IT WASN'T UNTIL twenty-four hours later that Agent X returned to the Bellaire Club--and this time he went alone. In the meantime he had followed reports in the papers, questioned numerous people, and done all he could to trace down the hidden members of the "Torture Trust." But in each instance he had drawn a blank.
There was one lead still open, however--the most significant of all, the one upon which Agent X depended for success--or death.
As a news item, the escape of Jason Hertz from the state penitentiary had not been important. The story had been tucked away on the second and third pages of the metropolitan papers. The police hadn't linked up his break for liberty with the sinister activities of the "Torture Trust." But Agent X knew that somewhere in the city knowing eyes had read of Hertz's escape.
He returned therefore to the Bellaire Club disguised as a young man-about-town. But into his disguise he injected a sleekness of appearance, a sharp, hungry look, that anyone acute enough would sense. He had the appearance of a man possessed with the gambling fever.
And only after he had lost two hundred dollars at cards, allaying the suspicions of Mike Panagakos and the detectives stationed around the room, did he seat himself at a table by the dance floor. He ordered a drink and sat hunched over it, smoking a cigarette morosely, like a man despondent at the loss he has suffered.
The table wasn't ten feet from the blue vase on its polished settee.
Minutes passed, and the Agent's hand moved to the cord of the table-light running below the cloth. No one noticed, but in his fingers was a pair of singularly shaped pliers. They bit down on the cord and did not sever it; but a needle point thrust itself through the outer silk covering into the two copper cables inside.
There was a small spark, a hiss, the odor of burned insulation, and every light in the room went out as the main fuses blew. X had deliberately caused a short circuit.
In the hubbub that followed he moved quickly. He crossed in the darkness to the blue vase, slipped his hand inside and withdrew it. In his fingers was a piece of paper.
He pulled the pliers from the light cord, stopping the short circuit. When the blown fuses had been replaced by someone in the kitchen, Agent X was again sitting quietly at his table. A half hour later, attracting little attention, he gathered up his coat and left.
It wasn't till he reached a secluded avenue that he opened the note in the hollow of his hand. Then his heart leaped with excitement.
"Come to Forty-four MacDonough Street, J.H., and ring the bell seven times," the note said.
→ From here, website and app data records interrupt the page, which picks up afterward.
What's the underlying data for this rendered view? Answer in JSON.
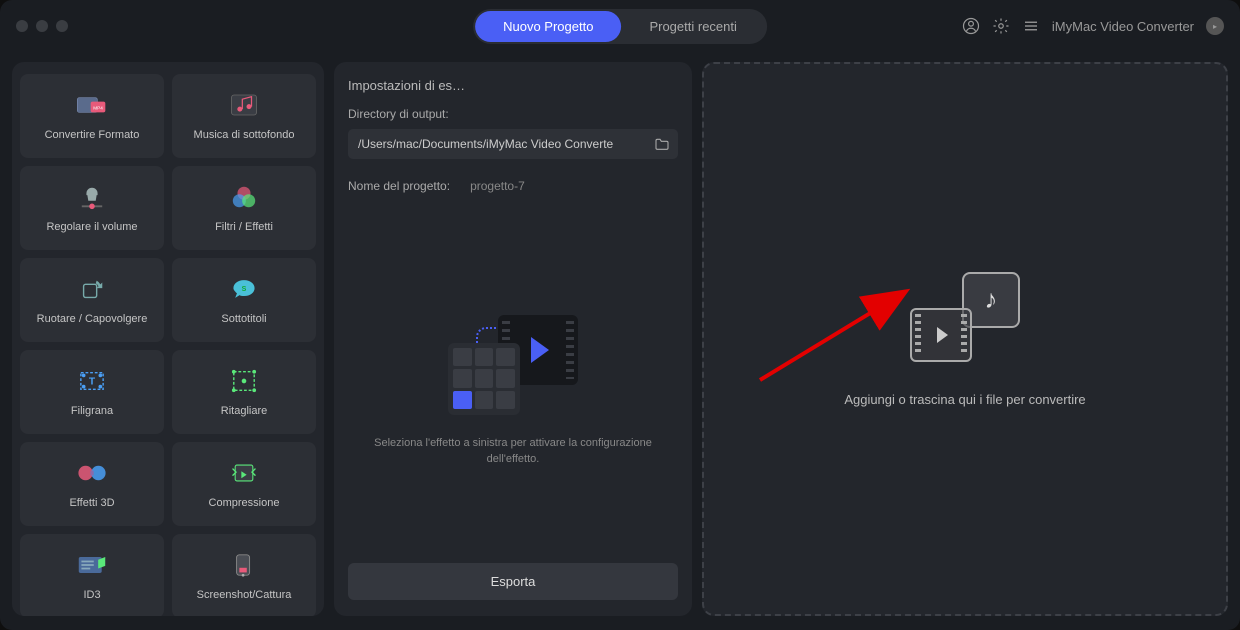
{
  "header": {
    "tab_new": "Nuovo Progetto",
    "tab_recent": "Progetti recenti",
    "app_name": "iMyMac Video Converter"
  },
  "tools": [
    {
      "label": "Convertire Formato",
      "icon": "convert"
    },
    {
      "label": "Musica di sottofondo",
      "icon": "music"
    },
    {
      "label": "Regolare il volume",
      "icon": "volume"
    },
    {
      "label": "Filtri / Effetti",
      "icon": "filters"
    },
    {
      "label": "Ruotare / Capovolgere",
      "icon": "rotate"
    },
    {
      "label": "Sottotitoli",
      "icon": "subtitles"
    },
    {
      "label": "Filigrana",
      "icon": "watermark"
    },
    {
      "label": "Ritagliare",
      "icon": "crop"
    },
    {
      "label": "Effetti 3D",
      "icon": "3d"
    },
    {
      "label": "Compressione",
      "icon": "compress"
    },
    {
      "label": "ID3",
      "icon": "id3"
    },
    {
      "label": "Screenshot/Cattura",
      "icon": "screenshot"
    }
  ],
  "center": {
    "title": "Impostazioni di es…",
    "output_dir_label": "Directory di output:",
    "output_dir_value": "/Users/mac/Documents/iMyMac Video Converte",
    "project_name_label": "Nome del progetto:",
    "project_name_value": "progetto-7",
    "hint_text": "Seleziona l'effetto a sinistra per attivare la configurazione dell'effetto.",
    "export_label": "Esporta"
  },
  "dropzone": {
    "text": "Aggiungi o trascina qui i file per convertire"
  }
}
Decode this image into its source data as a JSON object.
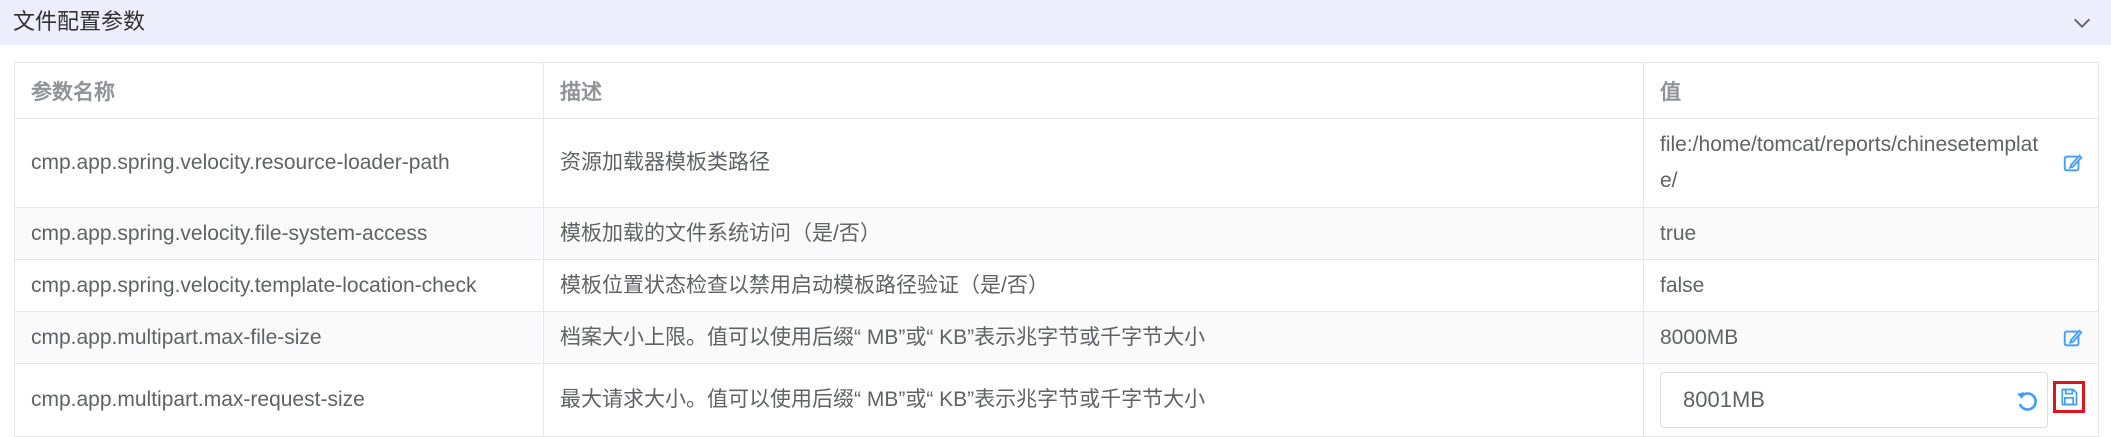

And Agent X knew that in those brief words lay the seeds of success--or hideous death--depending on his own wits and the cards that Fate dealt him.